● **WHAT IS REQUIRED**
Return only the number of lines in the data below where the word "导师账号" appears.

MATERIAL FOR THE TASK: Begin

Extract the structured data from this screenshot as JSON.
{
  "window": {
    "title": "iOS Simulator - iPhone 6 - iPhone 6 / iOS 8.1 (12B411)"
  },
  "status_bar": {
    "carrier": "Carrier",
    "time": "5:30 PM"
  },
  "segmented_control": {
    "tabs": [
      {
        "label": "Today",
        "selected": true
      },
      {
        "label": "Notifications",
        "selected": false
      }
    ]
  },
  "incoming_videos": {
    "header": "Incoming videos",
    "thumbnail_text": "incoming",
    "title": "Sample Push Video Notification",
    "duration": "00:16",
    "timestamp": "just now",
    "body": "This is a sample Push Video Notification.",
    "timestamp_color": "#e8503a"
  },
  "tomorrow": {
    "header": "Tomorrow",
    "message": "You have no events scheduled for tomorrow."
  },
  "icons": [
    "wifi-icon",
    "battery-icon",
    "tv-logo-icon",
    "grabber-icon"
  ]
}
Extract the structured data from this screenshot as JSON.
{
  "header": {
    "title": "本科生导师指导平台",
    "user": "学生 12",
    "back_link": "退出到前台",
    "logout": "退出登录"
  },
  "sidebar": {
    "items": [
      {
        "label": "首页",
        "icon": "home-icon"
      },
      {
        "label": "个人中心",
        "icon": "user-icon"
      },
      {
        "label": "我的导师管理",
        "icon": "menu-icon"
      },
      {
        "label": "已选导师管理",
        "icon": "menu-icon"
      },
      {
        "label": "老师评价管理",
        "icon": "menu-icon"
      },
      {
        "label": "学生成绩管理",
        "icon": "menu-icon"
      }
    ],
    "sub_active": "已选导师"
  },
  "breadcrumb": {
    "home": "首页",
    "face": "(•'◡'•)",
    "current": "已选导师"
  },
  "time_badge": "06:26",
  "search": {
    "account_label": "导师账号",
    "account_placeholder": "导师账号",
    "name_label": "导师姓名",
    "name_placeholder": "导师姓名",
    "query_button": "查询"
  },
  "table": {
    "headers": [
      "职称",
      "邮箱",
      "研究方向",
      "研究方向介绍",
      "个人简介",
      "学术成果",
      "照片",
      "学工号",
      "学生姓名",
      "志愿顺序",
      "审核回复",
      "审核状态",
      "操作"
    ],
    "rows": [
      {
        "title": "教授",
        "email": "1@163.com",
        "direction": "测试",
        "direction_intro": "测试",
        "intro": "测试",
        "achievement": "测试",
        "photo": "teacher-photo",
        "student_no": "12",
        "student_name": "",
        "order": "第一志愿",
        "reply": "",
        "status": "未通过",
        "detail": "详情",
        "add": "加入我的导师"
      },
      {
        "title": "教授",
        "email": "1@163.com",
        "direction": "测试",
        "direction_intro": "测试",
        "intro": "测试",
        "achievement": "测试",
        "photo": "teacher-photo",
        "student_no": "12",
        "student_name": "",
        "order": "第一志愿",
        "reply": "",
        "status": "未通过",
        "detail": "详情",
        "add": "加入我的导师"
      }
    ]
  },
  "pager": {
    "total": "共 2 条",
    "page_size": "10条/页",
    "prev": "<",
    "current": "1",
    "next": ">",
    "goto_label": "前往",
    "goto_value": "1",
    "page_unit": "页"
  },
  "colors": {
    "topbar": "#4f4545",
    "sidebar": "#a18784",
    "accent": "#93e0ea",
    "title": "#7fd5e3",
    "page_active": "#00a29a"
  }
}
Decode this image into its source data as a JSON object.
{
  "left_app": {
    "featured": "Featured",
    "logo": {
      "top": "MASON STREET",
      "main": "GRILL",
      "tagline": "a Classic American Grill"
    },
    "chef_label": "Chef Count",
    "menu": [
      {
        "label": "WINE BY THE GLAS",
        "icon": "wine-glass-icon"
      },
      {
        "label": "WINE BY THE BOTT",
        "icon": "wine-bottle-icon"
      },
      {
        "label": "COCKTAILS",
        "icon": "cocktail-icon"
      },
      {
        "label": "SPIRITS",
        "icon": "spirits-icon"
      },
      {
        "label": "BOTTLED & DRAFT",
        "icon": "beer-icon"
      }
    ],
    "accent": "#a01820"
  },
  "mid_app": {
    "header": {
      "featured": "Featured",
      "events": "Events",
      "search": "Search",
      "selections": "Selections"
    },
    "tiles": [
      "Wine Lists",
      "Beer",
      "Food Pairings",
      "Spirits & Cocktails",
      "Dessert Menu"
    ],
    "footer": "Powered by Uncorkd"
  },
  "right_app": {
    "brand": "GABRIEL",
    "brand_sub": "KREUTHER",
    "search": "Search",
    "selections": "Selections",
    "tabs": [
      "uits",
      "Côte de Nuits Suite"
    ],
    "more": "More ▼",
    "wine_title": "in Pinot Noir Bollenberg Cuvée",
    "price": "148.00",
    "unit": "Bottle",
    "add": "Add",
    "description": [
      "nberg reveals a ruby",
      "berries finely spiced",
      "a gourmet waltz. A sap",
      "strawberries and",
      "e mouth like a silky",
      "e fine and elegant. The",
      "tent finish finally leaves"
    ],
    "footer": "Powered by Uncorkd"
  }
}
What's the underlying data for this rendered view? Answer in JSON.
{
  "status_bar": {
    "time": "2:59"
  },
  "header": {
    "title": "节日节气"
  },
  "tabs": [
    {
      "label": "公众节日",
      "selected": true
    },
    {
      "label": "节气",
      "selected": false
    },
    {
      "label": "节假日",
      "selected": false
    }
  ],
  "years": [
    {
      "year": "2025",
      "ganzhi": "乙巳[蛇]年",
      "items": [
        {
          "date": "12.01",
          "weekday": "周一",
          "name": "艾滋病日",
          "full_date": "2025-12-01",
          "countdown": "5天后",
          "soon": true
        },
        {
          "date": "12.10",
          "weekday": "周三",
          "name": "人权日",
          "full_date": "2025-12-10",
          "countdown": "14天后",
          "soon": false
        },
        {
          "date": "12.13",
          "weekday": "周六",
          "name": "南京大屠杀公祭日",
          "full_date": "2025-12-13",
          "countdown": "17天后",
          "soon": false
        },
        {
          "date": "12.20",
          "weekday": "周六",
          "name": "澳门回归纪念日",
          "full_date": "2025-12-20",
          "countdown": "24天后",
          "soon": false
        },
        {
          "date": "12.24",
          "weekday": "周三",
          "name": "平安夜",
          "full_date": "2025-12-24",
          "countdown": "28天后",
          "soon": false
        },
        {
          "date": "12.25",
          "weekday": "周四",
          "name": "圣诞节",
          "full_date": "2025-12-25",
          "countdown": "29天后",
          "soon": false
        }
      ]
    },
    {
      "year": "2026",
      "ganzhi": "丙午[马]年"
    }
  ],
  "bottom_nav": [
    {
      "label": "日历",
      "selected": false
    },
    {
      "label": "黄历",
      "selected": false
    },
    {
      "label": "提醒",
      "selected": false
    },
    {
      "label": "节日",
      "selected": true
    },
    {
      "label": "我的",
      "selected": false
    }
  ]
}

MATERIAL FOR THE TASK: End

● **FINAL ANSWER**
2